Ryon Jones, Staff Reporter
With Jamaica's Road to Rio campaign having come to a slow and painful end, Winfried Schäfer has ambitions of charting a new course with young players in an effort to put the country on a path to Russia 2018.
Schäfer's contract was due to expire at the end of the Reggae Boyz final match of the CONCACAF Qualifying, which saw the Boyz draw 2-2 with Honduras inside the National Stadium on Tuesday.
Schafer, however, expressed a desire to stay on and help develop the country's football programme.
"Captain (Horace) Burrell and I will talk about the future and if we agree we can build a very good national team, and not only a national team, but more power in Jamaican football," Schäfer said. "We have to change many things, it is clear, and I see good players who need more training and special training. We have to talk with the clubs, as we need the cooperation of all clubs."
Schäfer has shown a willingness to call young players to the senior team, having drafted in 23-year-old Romario Campbell, 21-year-old Kemar Lawrence and 22-year-old Deshorn Brown.
This is not a new approach, however, with players such as 21-year-old Marvin Morgan, who was called to the 2010 Caribbean Championship team and made two appearances scoring two goals; 22-year-old Jermie Lynch, who scored in his lone appearance for the senior team in a 1-0 win over Guyana in May 2012, and 18-year-old Jorgihno James, who scored a spectacular goal on debut against Cuba in February 2012, having been called up by previous coach, Theodore Whitmore. But these players, having been given the initial opportunity, found themselves in the wilderness despite performing creditably.
"We have to take on the young boys and let them work, work, work," Schäfer said. "We need matches for the future, we need work. Our young players want training. We have good schoolboy footballers - 17-year-olds - so for 2018 our future is in these young players."
Despite the country's football federation coming in for criticism for the number of non-Jamaican-born players that were drafted in for the final phase of the campaign, Schäfer does not seem keen to do away fully with the practice.

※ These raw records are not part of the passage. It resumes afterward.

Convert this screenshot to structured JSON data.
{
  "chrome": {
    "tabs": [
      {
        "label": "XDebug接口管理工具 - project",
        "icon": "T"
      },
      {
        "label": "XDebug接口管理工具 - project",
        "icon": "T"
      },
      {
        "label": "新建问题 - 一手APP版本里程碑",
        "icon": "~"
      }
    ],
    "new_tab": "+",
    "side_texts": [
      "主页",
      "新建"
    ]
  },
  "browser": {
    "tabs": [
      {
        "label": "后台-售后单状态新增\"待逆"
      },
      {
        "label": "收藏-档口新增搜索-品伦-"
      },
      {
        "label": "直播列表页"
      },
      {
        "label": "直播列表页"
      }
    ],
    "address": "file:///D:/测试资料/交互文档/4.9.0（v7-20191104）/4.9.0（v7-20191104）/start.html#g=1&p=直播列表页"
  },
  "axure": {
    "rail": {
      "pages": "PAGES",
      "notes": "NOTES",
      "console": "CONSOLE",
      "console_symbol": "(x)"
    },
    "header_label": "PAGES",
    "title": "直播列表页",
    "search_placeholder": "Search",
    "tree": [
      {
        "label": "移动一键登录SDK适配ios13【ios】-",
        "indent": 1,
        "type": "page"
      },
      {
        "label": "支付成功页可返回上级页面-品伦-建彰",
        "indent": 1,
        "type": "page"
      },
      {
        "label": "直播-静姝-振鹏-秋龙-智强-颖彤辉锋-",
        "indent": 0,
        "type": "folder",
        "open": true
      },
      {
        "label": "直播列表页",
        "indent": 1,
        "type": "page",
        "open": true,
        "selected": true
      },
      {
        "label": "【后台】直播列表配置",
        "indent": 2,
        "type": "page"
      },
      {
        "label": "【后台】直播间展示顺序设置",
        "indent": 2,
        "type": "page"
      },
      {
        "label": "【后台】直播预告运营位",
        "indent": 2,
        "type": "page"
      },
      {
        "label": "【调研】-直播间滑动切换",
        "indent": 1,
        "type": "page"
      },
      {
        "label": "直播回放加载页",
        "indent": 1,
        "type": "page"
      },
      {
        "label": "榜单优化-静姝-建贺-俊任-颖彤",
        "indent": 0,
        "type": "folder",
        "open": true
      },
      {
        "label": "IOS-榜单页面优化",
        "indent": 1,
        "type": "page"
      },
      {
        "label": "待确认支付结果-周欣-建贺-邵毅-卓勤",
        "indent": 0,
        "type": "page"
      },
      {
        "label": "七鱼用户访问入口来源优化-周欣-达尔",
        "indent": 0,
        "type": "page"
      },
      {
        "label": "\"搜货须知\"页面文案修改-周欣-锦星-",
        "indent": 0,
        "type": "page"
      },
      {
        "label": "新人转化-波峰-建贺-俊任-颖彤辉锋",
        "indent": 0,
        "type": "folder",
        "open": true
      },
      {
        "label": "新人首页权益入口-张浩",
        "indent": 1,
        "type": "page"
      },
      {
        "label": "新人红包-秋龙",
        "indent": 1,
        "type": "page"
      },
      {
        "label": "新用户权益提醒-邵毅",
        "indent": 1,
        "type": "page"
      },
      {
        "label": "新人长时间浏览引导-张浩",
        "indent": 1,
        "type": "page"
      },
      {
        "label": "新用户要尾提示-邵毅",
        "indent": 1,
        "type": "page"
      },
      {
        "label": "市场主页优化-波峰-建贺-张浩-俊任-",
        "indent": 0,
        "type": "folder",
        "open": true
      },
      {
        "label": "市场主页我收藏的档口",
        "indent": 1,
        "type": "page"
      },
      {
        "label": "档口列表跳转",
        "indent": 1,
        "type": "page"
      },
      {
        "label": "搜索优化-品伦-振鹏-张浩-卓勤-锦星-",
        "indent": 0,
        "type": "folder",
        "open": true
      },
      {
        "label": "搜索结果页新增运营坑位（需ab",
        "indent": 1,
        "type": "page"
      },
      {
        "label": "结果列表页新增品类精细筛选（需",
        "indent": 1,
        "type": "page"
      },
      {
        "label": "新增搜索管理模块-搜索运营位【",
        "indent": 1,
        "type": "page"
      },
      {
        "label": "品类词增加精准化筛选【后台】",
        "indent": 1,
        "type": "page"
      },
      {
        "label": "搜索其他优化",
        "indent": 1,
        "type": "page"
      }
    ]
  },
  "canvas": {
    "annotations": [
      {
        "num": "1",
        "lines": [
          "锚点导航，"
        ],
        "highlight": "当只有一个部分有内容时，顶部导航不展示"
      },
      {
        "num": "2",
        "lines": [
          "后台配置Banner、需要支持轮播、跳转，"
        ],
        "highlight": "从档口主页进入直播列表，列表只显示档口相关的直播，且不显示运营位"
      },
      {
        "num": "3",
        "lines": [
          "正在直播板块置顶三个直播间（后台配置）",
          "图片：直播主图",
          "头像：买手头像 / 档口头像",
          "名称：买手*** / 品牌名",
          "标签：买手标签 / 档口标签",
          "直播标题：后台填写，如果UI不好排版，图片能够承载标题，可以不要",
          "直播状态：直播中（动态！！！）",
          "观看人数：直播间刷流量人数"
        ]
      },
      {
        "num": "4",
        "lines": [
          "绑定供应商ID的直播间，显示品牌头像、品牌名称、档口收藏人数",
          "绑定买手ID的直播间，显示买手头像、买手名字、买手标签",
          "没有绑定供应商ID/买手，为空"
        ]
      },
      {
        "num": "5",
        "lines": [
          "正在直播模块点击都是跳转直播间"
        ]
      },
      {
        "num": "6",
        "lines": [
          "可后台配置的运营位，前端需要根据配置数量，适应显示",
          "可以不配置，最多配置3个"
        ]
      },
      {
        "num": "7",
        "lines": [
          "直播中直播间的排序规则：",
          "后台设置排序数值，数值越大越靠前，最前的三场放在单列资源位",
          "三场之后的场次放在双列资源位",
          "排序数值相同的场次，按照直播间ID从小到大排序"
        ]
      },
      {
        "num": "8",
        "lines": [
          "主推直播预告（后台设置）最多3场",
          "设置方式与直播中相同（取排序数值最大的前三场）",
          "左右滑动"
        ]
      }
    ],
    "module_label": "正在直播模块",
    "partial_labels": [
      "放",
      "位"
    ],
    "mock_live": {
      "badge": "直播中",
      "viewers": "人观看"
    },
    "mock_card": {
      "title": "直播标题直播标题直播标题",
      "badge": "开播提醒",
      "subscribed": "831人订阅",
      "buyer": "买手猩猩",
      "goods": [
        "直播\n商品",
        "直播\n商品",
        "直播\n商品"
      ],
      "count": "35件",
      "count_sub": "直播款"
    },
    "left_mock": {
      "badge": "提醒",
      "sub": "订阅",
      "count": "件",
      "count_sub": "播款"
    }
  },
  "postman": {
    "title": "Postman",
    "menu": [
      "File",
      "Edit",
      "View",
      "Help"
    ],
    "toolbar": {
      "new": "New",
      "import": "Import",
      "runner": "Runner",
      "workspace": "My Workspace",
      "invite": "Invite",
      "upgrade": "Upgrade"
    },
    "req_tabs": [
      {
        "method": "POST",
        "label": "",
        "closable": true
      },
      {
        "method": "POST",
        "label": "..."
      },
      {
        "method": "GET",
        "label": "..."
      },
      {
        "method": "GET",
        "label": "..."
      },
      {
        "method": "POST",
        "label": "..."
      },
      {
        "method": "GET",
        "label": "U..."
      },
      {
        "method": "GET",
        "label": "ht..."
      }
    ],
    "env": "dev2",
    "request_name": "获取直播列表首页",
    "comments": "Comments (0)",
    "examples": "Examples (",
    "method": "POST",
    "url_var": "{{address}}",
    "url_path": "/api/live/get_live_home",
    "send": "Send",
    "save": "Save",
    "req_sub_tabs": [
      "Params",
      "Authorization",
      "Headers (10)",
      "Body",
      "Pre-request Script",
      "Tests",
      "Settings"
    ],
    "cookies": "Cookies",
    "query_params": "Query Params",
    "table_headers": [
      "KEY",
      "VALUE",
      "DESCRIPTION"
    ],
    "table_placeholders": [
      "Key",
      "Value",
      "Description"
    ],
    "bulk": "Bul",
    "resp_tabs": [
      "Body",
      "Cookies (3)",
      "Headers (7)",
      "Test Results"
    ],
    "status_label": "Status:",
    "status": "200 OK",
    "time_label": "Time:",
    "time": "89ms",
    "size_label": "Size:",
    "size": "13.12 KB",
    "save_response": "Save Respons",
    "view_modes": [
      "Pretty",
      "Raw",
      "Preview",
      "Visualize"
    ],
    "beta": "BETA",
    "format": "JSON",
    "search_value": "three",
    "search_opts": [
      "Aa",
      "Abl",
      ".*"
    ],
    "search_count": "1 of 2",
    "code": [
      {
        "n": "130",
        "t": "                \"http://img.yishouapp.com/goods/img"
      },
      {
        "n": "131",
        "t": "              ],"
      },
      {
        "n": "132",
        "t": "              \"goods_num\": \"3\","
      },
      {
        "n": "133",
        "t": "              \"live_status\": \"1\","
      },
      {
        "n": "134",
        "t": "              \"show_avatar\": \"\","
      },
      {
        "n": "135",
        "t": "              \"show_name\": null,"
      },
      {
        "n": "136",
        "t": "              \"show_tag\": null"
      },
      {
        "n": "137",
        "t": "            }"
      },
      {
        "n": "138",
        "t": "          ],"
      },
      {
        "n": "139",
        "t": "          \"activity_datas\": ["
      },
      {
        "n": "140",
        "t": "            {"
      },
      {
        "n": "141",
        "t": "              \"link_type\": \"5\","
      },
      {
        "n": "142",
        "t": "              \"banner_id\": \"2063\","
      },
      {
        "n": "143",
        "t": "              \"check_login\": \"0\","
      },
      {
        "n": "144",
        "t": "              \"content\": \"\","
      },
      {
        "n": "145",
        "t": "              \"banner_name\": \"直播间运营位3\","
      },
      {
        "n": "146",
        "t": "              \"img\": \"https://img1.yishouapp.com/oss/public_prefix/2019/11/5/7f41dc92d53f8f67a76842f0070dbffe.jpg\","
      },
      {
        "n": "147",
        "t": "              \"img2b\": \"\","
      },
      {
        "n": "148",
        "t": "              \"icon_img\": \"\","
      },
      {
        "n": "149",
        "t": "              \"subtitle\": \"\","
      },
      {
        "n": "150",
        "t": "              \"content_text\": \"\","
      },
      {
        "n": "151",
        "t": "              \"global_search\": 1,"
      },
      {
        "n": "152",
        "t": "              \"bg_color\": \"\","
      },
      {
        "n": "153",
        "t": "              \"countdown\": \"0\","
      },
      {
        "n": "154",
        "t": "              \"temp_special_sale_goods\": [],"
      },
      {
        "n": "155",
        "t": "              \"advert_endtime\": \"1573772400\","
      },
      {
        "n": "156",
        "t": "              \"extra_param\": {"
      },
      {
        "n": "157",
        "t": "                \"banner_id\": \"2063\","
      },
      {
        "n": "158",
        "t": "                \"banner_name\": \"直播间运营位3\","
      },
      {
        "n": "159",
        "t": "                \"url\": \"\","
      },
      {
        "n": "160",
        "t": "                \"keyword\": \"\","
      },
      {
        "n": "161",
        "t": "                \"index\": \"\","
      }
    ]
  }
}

"You can't use only local players, you have to work for those players to get better and better and take other players," Schäfer said.